Approaches to Cleveland ABA therapy for children with autism can be varied depending on the provider. If your child is on the spectrum and you’ve been referred to behavior therapy by your pediatric specialist, it’s important to talk to the behavior therapy provider not only about the goals they have for your child, but the strategies they employ.
At Therapy & Wellness Connection, our strategies may need to be adapted for each child, but they primarily involve positive reinforcement.
The basics of ABA usually involve things like:
- Learning to make requests
- Waiting a reasonable amount of time to have that request fulfilled
- Transitioning from one activity to another
- Completing tasks
- Accepting “No”
- Following directions
- Mastering skills relating to health, safety, and important tasks needed for learning
Typically, we start with a functional behavior assessment, which helps us determine which behaviors we want to target for extinction, and which we want to promote/encourage.
Wherever possible, our Cleveland ABA therapy team will work to ensure that the “why” of what we’re learning makes sense to the child. So if the goal is for them to be able to put on their own jacket, we avoid initiating that task randomly. We do it, for example, to prepare to go for a walk or some other task.
We offer our services both in-home and in-clinic. In both cases, we try to use as many real-world examples as possible. So for example, if we’re trying to teach a child how to get ready to eat lunch, we want to give them opportunities to do things like choose their spoon from a kitchen drawer, as opposed to pointing to a flashcard of a spoon.
Understanding Antecedent-Based Interventions
One technique we frequently employ in our Cleveland ABA therapy sessions involve antecedent-based interventions.
To explain how this works, it’s helpful to understand how ABA therapy views learning. That is, we focus on a three-stage process referred to as the ABCs of behavior (Antecedent –> Behavior –> Consequence). The antecedent looks at what happens immediately before the behavior, what triggers it. Then we analyze the behavior itself. From there we look at the consequence, or what happens immediately after that may be enforcing it (intentionally or unintentionally).

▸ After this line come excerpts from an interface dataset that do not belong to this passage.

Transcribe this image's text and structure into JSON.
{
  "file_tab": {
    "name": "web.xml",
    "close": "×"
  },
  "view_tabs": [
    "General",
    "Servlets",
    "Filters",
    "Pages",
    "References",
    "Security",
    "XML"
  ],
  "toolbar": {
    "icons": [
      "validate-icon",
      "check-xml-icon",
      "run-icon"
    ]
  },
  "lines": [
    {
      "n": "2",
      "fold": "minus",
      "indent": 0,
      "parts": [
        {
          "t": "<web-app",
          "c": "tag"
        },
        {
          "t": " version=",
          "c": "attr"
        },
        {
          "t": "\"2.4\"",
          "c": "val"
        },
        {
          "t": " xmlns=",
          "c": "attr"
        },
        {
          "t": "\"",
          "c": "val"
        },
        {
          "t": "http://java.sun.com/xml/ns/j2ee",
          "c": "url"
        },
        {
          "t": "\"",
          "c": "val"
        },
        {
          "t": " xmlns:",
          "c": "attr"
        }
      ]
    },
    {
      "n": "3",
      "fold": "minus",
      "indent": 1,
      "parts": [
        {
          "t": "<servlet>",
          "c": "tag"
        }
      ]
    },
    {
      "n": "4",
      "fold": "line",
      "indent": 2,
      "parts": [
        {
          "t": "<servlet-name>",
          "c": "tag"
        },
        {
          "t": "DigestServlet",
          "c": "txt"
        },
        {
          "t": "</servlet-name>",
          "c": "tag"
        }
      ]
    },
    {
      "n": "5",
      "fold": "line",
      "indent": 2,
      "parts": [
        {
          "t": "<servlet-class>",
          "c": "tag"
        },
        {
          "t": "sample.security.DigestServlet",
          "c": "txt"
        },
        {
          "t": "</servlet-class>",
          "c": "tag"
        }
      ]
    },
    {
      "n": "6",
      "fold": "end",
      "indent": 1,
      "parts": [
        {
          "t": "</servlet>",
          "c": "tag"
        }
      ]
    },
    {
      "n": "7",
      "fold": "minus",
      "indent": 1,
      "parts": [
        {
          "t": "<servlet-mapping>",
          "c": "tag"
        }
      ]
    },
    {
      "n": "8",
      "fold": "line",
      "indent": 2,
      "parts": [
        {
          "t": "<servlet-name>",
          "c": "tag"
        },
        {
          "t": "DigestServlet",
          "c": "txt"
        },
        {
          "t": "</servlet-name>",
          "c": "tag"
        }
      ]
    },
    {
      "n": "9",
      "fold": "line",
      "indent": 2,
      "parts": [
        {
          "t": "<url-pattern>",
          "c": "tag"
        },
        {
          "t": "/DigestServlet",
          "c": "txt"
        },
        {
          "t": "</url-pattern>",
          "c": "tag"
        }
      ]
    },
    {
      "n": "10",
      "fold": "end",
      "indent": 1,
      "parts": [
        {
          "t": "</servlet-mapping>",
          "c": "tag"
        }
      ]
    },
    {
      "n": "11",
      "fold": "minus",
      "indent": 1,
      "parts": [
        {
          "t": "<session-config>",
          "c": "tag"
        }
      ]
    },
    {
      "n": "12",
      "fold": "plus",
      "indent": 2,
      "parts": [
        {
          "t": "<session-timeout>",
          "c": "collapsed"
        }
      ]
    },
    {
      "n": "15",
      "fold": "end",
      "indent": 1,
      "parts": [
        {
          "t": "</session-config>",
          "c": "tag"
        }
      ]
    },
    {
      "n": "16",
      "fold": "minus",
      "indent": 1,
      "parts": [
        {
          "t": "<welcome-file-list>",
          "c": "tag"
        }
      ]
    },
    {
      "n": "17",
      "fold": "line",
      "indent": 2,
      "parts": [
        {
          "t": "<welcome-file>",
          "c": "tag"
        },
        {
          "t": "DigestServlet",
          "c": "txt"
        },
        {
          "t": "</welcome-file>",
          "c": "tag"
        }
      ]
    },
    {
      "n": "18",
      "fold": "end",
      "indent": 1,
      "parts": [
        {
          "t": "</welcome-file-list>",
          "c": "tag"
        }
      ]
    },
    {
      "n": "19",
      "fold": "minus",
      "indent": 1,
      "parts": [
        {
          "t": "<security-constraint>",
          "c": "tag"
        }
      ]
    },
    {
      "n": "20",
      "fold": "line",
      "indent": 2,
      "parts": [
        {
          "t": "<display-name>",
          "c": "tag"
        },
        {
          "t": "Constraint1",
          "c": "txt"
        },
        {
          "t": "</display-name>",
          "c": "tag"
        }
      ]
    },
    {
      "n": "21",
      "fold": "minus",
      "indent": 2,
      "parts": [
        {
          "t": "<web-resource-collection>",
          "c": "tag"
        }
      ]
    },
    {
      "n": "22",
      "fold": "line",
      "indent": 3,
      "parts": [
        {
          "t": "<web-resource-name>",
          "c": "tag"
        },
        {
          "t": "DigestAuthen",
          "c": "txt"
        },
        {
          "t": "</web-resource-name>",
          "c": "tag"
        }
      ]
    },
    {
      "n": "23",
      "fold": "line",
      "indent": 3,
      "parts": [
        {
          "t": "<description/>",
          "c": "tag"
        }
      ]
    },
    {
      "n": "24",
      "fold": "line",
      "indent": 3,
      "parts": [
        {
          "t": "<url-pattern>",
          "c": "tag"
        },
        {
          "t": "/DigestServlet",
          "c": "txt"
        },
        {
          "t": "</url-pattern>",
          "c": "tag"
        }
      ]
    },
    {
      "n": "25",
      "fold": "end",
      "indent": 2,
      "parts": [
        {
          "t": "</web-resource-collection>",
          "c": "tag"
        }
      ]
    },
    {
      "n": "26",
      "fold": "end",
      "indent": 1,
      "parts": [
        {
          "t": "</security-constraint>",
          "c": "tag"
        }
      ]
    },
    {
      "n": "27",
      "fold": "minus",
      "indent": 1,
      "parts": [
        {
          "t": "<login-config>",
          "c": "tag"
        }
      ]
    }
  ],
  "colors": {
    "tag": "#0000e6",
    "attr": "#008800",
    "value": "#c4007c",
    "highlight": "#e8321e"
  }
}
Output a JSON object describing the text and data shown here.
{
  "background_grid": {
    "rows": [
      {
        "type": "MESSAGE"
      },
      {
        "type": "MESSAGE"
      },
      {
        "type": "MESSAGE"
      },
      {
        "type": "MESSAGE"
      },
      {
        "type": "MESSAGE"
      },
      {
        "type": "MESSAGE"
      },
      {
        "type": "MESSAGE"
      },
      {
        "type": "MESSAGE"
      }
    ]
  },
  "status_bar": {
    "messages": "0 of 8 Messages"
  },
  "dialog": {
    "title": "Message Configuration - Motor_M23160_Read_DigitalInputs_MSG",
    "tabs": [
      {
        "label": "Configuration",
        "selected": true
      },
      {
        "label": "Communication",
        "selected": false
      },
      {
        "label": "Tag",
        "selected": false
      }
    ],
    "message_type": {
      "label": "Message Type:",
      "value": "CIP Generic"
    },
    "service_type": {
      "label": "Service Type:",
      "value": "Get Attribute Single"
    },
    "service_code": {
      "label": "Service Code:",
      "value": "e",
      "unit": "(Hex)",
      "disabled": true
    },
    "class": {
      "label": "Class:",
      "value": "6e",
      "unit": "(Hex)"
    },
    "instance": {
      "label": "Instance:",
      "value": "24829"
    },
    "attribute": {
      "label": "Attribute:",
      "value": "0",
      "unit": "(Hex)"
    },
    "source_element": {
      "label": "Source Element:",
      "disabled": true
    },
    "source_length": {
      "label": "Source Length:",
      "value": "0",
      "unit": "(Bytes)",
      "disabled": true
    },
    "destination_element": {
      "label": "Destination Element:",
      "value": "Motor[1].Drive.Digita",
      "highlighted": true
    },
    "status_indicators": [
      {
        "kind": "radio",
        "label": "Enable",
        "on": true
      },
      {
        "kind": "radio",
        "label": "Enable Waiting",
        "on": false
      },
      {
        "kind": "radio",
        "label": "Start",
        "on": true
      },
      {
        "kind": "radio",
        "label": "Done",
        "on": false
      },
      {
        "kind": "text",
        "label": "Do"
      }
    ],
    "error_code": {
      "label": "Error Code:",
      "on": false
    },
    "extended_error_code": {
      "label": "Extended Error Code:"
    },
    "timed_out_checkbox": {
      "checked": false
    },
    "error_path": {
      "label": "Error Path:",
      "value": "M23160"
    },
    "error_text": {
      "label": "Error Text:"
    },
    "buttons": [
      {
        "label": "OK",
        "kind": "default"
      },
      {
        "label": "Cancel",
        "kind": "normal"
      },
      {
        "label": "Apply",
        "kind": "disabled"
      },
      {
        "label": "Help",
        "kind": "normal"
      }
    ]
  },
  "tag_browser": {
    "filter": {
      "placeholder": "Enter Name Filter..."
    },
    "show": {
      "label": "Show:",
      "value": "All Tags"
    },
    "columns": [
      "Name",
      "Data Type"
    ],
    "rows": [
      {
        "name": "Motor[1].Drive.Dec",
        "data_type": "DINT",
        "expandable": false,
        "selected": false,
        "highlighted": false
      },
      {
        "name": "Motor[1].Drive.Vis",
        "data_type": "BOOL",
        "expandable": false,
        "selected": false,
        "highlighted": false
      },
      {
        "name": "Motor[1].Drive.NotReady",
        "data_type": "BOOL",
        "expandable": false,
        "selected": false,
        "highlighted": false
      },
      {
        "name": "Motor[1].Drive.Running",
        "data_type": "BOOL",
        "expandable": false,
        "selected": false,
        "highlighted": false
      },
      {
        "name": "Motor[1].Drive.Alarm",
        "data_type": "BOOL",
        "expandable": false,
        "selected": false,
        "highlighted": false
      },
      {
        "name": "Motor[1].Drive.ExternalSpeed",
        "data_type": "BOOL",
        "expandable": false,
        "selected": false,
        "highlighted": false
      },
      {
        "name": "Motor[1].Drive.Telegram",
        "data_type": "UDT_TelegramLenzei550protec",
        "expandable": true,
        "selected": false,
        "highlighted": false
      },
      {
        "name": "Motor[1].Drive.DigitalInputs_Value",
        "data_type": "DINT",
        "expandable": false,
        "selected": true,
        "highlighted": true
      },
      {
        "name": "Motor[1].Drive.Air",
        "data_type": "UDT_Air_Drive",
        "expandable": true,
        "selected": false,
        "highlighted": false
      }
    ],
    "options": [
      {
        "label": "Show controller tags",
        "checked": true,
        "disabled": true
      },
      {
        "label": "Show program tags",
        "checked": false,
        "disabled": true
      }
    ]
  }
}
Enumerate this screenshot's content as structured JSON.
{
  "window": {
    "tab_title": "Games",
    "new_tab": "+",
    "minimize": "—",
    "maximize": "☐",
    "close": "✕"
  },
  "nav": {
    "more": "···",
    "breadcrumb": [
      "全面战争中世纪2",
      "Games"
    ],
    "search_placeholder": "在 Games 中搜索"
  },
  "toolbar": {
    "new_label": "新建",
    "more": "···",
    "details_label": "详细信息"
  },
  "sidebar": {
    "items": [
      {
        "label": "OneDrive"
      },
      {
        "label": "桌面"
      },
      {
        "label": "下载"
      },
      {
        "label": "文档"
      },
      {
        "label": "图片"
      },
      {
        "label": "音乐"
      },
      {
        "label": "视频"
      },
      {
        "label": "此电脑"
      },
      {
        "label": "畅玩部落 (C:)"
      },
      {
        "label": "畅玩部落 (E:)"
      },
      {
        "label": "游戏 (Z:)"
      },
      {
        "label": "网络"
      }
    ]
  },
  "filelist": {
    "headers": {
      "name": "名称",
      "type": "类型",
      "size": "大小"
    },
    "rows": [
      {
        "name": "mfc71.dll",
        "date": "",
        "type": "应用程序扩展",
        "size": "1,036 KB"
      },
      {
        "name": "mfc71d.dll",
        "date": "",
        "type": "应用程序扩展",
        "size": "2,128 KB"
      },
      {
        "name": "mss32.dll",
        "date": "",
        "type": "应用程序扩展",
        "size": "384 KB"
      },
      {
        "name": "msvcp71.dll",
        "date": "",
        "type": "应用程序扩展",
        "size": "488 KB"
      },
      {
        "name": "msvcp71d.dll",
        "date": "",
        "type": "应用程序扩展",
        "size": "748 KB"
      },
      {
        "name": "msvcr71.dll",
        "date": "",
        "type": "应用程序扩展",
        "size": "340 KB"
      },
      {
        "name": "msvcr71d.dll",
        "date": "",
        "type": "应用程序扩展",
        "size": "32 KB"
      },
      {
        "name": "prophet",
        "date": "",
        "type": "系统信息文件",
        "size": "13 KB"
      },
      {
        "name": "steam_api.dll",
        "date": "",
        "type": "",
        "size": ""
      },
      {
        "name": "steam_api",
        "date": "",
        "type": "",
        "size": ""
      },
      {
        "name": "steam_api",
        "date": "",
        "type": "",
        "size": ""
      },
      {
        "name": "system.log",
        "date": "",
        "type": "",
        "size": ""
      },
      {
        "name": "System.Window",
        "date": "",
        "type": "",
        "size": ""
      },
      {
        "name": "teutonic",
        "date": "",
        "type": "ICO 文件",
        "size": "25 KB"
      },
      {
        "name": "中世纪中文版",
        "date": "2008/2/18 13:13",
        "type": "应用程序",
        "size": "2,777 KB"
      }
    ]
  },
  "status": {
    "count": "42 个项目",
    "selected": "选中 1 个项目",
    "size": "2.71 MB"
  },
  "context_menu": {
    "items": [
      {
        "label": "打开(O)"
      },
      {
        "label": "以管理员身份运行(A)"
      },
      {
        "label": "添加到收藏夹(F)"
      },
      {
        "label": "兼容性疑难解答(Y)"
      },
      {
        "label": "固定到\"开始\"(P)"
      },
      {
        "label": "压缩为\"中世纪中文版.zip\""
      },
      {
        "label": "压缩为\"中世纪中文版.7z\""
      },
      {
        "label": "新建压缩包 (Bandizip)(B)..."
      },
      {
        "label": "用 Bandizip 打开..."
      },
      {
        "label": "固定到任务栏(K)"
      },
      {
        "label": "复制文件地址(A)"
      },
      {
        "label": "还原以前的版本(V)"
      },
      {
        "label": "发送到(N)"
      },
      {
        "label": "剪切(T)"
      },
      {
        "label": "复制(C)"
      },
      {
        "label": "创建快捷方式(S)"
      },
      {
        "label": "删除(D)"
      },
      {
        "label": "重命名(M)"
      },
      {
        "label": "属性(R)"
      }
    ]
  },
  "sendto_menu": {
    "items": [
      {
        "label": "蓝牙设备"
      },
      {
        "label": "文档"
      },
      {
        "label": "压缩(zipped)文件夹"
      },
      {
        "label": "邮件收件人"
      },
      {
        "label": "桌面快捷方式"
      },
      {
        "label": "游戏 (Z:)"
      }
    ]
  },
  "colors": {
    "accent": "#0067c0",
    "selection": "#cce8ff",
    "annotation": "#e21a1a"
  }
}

For example, let’s say your child has major meltdowns while you’re making dinner. The antecedent may be their own hunger. The behavior is their meltdown. This may be unintentionally reinforced by a consequence of giving them a high-sugar snack, right before dinner.
As ABA therapists, we look at whether the behavior can be modified by altering the antecedent or consequence. We may modify the environment to reduce triggers. We may identify when bodily needs are triggering the behavior (hunger, fatigue, overstimulation) and work to address those. For example, a child who is overstimulated may need a movement break/exercise/quiet time at certain times of the day or when certain things are happening – to be able to better cope and avoid meltdowns.
In addition to modifying the child’s learning environment, another antecedent-based intervention is to give a child choices. Rather than asking a child to complete a worksheet, we may give them a choice: Worksheet A or Worksheet B. Having a choice helps children to feel more confident and in-control – and increases the odds they’ll complete the task, rather than defiantly saying no.
Finally, we may engage children using motivating items, such as a toy, a favorite food, or a game/activity.
Consequence-Based Interventions and Extinction
And we also look at altering the consequences, or reinforcement. Parents and other caregivers sometimes unintentionally reinforce unexpected behavior with a “consequence” like time out or verbal admonishment that actually gives the child what they want (a break, attention, etc.). They may not necessarily see it as “negative,” even if it’s carried out in that context.
Redirection is one that we use frequently. It’s when we distract a child from a problem behavior, drawing their attention to a more appropriate solution/behavior.
Therapy & Wellness Connection – your connection to a life without limitations – provides ABA therapy to children in Brecksville-Broadview Heights, Cleveland, Akron, and surrounding communities. We also offer summer camp, day programs, education services, vocational counseling and more. Call us at (330) 748-4807 or send us an email.
Applied Behavior Analysis, Autism, and Occupational Therapy: A Search for Understanding, July/August 2016, The American Journal of Occupational Therapy
More Blog Entries:
ABA Therapy Explainer: What’s a Functional Behavior Assessment? March 9, 2022, Cleveland ABA Therapy Blog
Our teen & young adult social group at Therapy & Wellness Connection in Brecksville is available to teens and young adults to help with key social skills critical for navigating everyday interactions and making friends. A.I.M. is a therapist-led group that is all about accepting our differences and what makes us unique, identifying mindfulness strategies with behavior analysis, and moving forward with strategies of psychological flexibility and making new friends.
Social Group Every Wednesday
Teen and young adult social skills group is held every Wednesday from 4:30-6 p.m. Call or email Therapy & Wellness Connection in Brecksville to sign up today!
Therapy & Wellness Connection – your connection to a life without limitations – offers speech, occupational, physical & ABA therapy, as well as social groups, summer camp, day programs, homeschooling, alternative schooling, virtual therapy and education, vocational counseling and more. We’re headquartered in Brecksville, Ohio. Call us at (330) 748-4807 or send us an email.